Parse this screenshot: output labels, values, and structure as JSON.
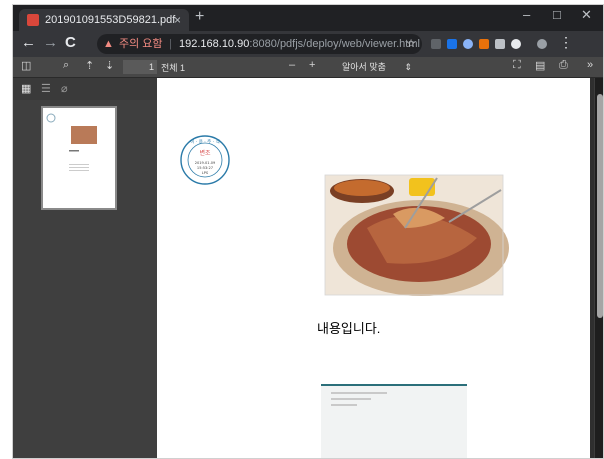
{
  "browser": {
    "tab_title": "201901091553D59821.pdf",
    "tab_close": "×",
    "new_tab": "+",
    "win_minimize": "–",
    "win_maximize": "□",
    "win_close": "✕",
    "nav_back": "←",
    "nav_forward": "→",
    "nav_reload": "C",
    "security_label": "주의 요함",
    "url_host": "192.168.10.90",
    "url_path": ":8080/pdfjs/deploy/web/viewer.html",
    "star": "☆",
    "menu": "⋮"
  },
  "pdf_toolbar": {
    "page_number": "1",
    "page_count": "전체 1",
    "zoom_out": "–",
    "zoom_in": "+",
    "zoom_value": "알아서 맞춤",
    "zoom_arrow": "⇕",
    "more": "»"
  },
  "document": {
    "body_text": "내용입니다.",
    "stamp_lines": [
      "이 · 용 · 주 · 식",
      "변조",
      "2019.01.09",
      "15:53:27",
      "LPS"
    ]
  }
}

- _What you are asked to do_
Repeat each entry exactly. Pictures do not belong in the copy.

- _Result of this exercise_
Parse this screenshot: output labels, values, and structure as JSON.
{
  "browser": {
    "tab_title": "201901091553D59821.pdf",
    "tab_close": "×",
    "new_tab": "+",
    "win_minimize": "–",
    "win_maximize": "□",
    "win_close": "✕",
    "nav_back": "←",
    "nav_forward": "→",
    "nav_reload": "C",
    "security_label": "주의 요함",
    "url_host": "192.168.10.90",
    "url_path": ":8080/pdfjs/deploy/web/viewer.html",
    "star": "☆",
    "menu": "⋮"
  },
  "pdf_toolbar": {
    "page_number": "1",
    "page_count": "전체 1",
    "zoom_out": "–",
    "zoom_in": "+",
    "zoom_value": "알아서 맞춤",
    "zoom_arrow": "⇕",
    "more": "»"
  },
  "document": {
    "body_text": "내용입니다.",
    "stamp_lines": [
      "이 · 용 · 주 · 식",
      "변조",
      "2019.01.09",
      "15:53:27",
      "LPS"
    ]
  }
}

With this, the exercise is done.